**TASK TO CARRY OUT:** The string "plugg" appears in some lines of the entries that follow; copy each such line.
======== DATASET EXCERPTS
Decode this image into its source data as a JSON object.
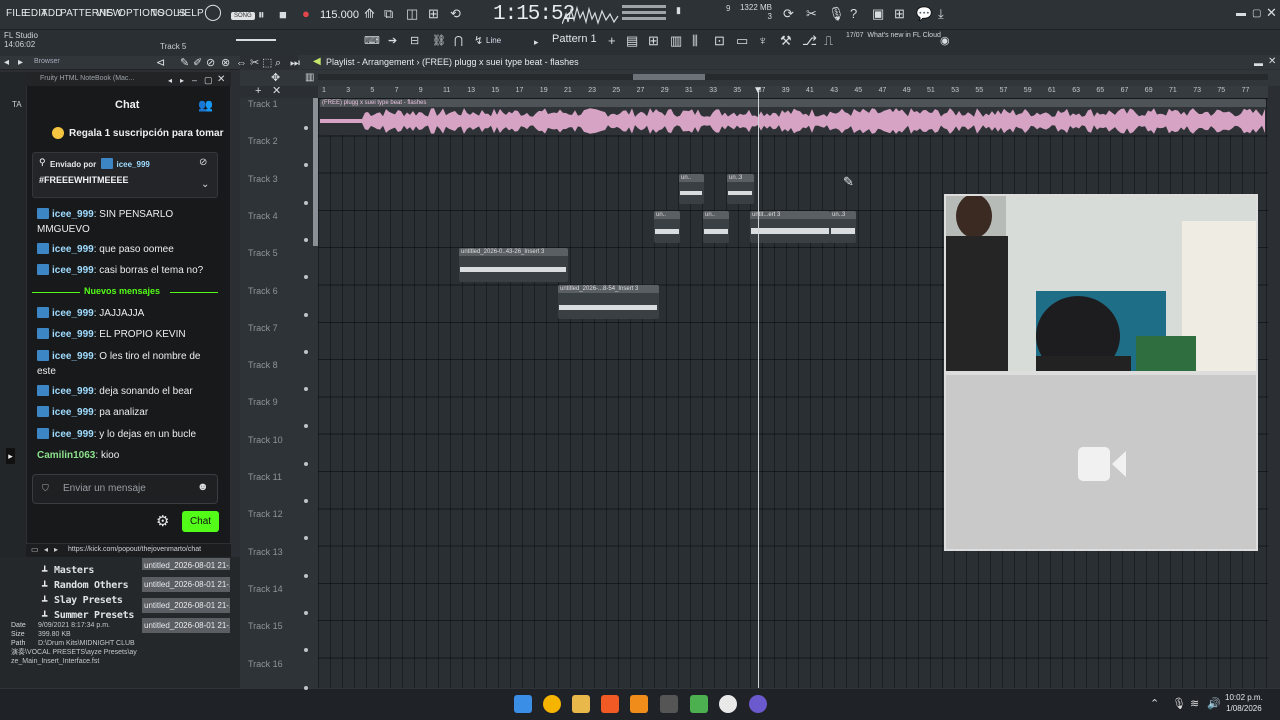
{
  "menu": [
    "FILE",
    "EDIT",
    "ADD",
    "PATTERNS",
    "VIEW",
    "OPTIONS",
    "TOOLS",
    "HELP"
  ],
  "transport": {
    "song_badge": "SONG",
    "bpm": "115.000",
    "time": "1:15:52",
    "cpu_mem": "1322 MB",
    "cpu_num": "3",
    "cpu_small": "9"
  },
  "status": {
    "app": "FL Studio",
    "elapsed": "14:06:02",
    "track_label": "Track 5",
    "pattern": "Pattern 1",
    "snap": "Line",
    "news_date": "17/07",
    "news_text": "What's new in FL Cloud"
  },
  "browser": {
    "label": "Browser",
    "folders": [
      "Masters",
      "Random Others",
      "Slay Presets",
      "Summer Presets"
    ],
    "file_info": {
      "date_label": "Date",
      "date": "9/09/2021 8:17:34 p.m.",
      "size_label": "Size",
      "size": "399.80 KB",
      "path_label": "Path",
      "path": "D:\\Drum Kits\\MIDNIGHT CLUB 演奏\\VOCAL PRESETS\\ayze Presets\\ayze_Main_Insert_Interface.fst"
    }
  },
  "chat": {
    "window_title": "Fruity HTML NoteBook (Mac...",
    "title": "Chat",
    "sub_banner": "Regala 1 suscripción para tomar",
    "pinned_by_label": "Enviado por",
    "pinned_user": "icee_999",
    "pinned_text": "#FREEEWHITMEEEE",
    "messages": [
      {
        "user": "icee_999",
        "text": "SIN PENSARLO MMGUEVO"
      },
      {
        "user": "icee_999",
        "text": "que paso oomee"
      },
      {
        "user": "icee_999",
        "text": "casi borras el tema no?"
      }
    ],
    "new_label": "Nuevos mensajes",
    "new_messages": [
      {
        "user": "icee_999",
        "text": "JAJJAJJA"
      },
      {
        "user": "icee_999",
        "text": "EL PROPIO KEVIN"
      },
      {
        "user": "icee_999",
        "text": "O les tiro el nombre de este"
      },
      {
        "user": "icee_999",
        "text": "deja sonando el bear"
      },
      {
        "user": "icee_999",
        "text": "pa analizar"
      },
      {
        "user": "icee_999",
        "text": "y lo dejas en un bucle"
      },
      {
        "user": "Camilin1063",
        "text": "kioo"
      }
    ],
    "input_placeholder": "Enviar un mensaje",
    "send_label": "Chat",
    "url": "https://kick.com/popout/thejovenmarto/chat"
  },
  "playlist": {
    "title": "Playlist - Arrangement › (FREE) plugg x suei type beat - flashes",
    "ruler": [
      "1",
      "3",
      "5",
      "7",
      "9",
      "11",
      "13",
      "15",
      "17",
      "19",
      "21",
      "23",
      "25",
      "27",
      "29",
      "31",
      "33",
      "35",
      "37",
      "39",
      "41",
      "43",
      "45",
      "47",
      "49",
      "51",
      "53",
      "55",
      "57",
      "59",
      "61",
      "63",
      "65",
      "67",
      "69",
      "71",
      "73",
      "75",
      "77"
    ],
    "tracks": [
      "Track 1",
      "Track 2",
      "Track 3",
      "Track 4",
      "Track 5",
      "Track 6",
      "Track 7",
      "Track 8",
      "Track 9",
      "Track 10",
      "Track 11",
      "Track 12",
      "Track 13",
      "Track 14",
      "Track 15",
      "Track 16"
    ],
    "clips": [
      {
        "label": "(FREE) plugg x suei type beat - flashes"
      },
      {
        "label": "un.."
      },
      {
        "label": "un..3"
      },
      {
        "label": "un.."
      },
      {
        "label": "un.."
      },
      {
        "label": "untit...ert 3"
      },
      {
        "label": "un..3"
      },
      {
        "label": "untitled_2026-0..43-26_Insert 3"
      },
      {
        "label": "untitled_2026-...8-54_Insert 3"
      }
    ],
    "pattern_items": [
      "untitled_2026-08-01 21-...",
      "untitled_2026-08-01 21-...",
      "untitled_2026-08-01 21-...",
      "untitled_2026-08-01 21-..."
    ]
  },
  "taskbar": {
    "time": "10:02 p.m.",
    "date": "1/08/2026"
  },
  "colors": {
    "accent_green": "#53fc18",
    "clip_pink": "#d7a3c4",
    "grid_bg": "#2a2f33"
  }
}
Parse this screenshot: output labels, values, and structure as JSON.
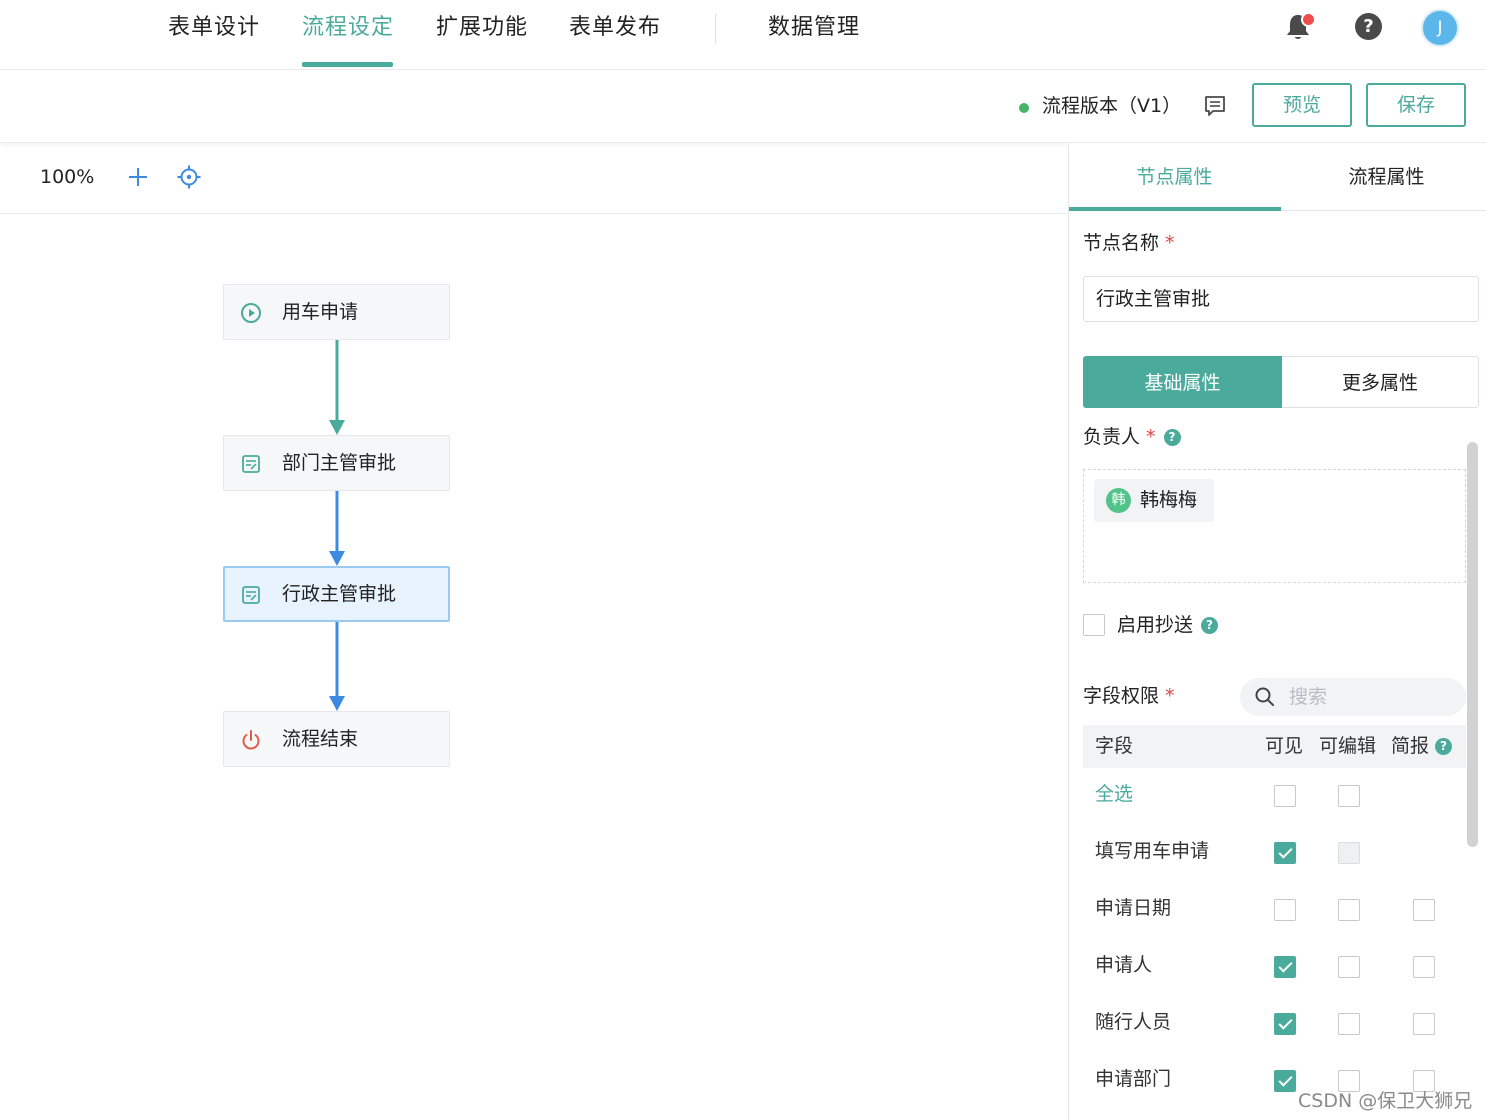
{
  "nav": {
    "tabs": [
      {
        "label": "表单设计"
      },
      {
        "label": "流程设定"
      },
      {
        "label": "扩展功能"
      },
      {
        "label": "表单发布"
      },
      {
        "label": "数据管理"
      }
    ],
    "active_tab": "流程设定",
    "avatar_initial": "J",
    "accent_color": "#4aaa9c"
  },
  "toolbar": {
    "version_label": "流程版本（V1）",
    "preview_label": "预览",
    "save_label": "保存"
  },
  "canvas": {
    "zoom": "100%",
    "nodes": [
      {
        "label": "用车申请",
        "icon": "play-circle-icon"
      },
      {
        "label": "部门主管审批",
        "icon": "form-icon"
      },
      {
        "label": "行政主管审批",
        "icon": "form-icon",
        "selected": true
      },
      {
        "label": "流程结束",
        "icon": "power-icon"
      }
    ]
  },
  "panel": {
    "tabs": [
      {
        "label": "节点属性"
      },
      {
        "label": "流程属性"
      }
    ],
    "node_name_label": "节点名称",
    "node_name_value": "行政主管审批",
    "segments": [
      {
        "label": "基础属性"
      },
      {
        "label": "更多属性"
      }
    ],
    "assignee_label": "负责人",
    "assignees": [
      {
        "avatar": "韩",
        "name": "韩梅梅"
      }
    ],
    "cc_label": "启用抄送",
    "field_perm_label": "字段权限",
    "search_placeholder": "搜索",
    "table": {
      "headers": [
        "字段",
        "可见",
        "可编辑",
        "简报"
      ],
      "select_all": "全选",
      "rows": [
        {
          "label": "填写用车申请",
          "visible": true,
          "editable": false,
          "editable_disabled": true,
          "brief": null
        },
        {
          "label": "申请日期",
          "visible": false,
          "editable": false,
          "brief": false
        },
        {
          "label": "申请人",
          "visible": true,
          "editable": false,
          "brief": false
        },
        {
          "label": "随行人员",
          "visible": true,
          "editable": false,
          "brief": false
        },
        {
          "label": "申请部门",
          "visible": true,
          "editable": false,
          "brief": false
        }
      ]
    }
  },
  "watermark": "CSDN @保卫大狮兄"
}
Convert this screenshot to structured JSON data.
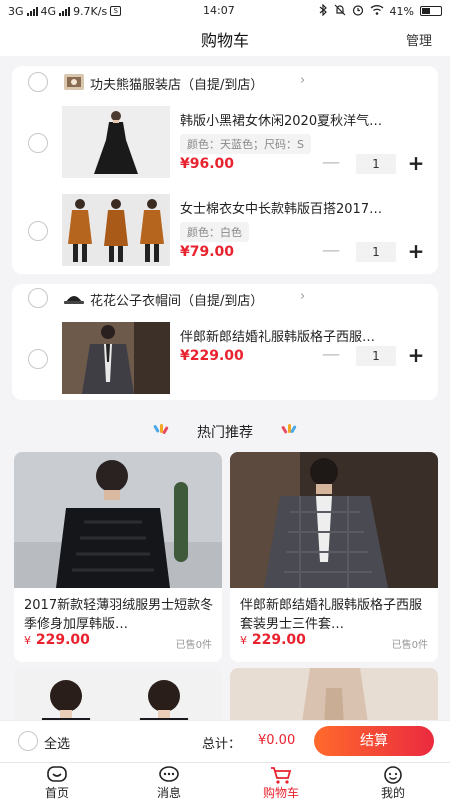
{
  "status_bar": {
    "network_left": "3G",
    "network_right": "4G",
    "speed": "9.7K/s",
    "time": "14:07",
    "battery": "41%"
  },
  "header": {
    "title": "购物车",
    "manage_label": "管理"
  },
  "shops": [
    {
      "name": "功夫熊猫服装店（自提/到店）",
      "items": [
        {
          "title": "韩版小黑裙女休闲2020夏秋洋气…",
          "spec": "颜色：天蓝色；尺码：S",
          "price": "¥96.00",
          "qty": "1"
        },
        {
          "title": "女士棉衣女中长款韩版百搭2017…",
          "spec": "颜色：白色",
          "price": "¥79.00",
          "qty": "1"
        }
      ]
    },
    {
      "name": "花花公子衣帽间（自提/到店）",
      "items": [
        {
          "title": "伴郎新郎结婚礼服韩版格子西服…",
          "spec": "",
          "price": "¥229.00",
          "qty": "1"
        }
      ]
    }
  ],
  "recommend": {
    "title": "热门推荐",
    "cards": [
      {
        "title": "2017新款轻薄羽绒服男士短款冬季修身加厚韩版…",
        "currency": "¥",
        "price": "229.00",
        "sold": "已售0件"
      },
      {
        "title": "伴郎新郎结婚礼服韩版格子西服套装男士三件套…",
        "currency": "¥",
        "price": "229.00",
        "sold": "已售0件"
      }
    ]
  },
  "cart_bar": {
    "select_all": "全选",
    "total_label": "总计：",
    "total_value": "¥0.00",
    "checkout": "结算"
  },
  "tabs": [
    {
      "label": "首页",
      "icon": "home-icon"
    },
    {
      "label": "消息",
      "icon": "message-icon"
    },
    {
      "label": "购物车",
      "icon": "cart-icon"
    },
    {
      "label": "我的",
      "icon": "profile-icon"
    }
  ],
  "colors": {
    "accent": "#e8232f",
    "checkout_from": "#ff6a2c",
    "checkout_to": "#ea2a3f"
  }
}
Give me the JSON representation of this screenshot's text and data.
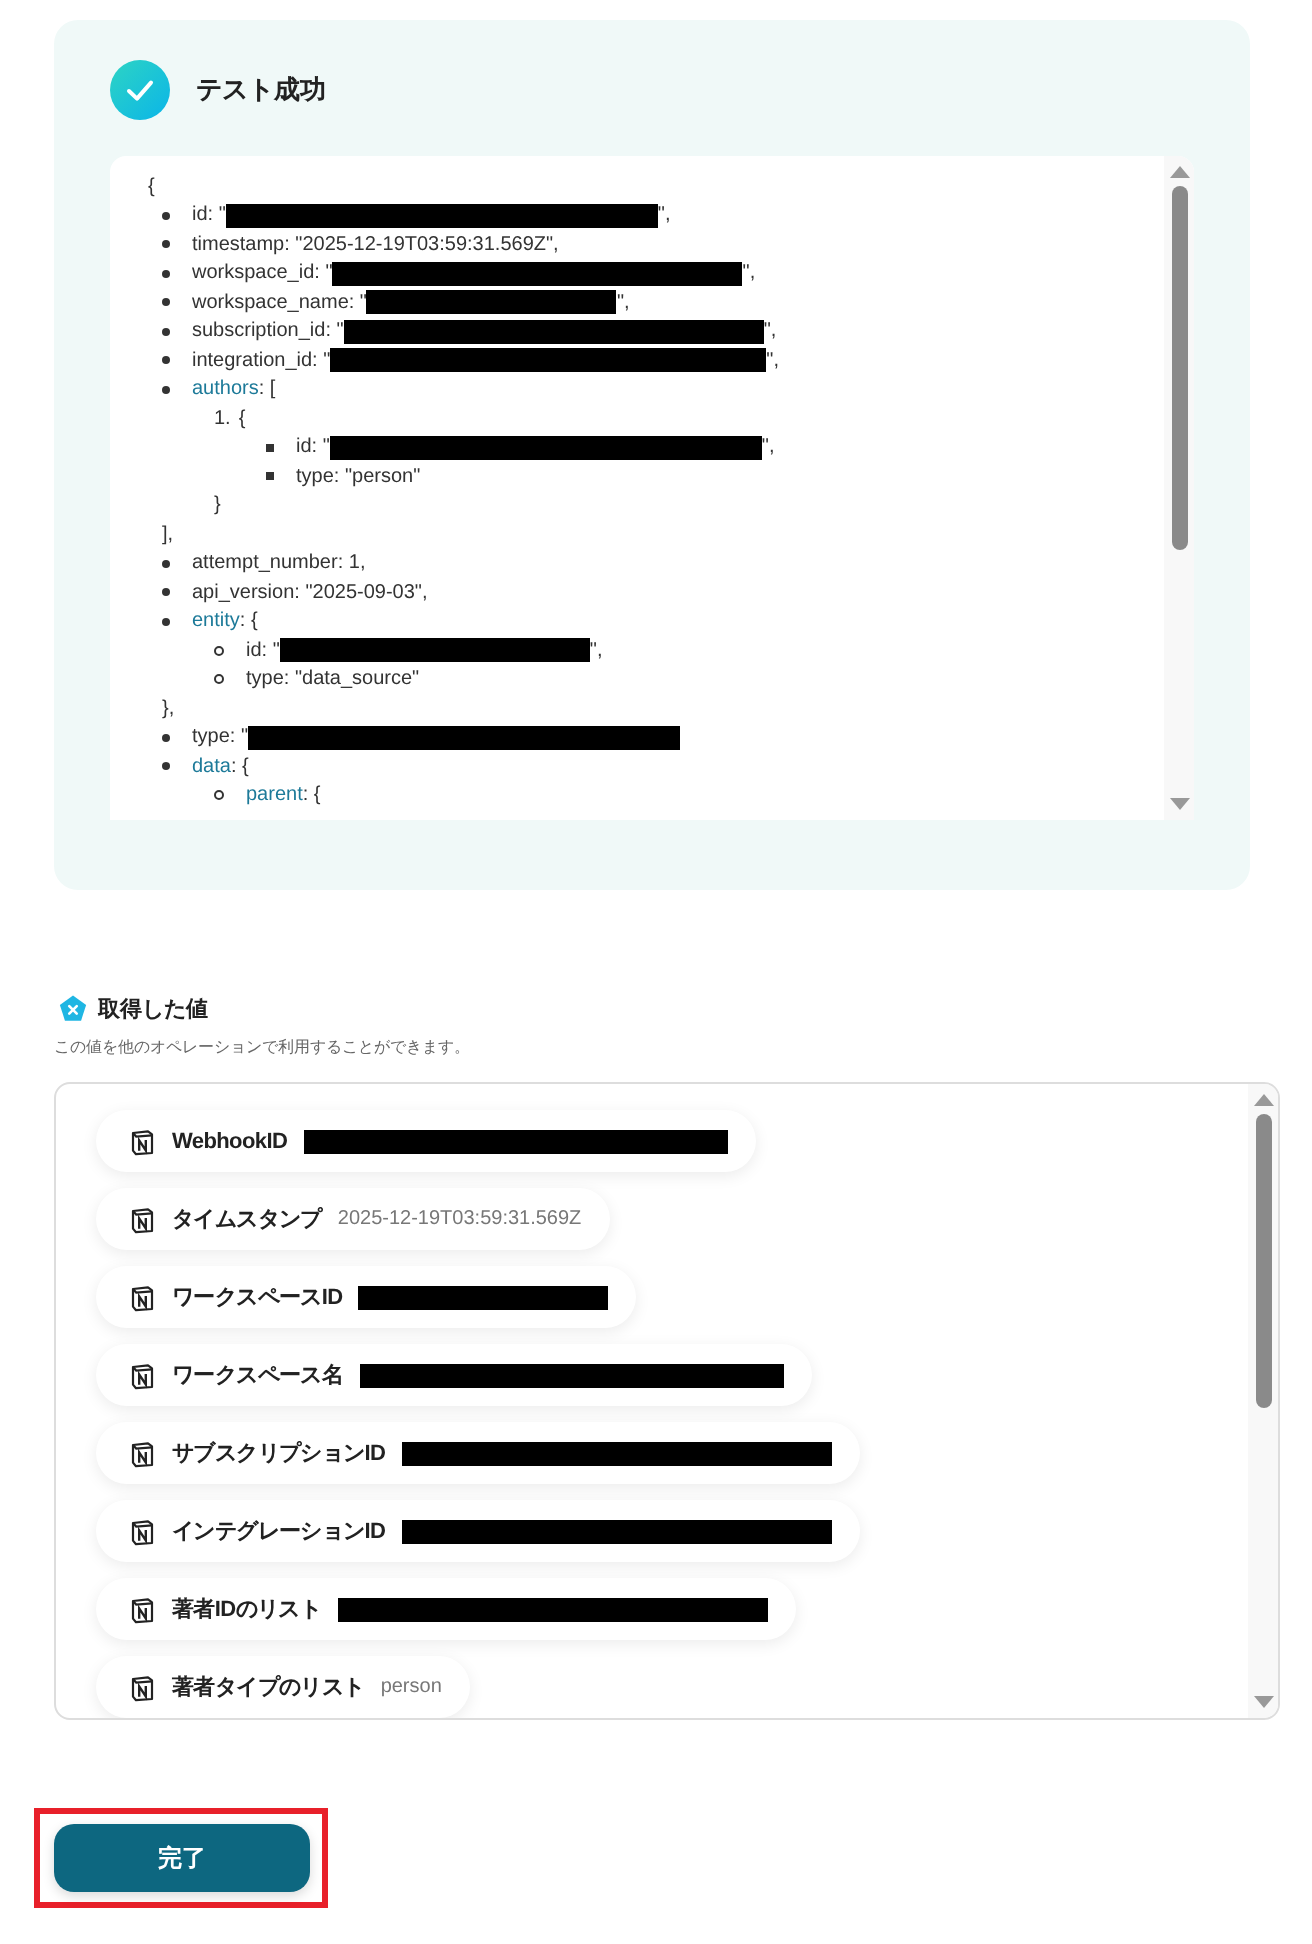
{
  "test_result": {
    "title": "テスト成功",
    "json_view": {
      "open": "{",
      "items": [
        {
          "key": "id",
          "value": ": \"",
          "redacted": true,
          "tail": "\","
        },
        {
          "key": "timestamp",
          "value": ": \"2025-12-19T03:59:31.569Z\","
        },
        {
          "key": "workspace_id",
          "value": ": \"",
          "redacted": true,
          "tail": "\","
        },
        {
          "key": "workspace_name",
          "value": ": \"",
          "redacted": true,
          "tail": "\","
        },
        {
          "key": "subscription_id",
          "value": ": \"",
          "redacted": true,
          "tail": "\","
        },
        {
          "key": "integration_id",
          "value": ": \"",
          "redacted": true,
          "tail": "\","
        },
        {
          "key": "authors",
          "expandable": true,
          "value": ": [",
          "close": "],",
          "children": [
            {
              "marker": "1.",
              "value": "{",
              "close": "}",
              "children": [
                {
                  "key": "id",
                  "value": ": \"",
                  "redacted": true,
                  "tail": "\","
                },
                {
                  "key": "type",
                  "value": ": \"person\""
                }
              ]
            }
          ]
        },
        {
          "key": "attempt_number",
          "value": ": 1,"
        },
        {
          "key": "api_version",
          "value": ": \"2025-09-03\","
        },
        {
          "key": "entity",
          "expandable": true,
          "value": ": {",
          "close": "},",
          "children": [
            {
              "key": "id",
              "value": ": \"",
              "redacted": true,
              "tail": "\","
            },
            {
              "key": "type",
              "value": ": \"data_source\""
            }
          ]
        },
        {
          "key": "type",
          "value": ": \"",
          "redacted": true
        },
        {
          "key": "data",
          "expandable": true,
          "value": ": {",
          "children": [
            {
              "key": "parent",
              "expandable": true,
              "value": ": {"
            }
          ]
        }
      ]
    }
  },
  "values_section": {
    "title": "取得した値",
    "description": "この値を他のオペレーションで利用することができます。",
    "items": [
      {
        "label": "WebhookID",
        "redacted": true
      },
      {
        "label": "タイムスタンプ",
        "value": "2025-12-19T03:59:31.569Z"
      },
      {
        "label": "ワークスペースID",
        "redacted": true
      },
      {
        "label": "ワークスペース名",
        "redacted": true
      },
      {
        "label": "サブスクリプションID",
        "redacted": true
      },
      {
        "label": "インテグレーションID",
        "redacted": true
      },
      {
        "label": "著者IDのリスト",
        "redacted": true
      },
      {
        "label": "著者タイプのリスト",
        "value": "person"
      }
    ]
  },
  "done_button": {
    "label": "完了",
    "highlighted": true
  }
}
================
**EXERCISE ANSWER:**
    "title": "Playlist - Arrangement › (FREE) plugg x suei type beat - flashes",
        "label": "(FREE) plugg x suei type beat - flashes"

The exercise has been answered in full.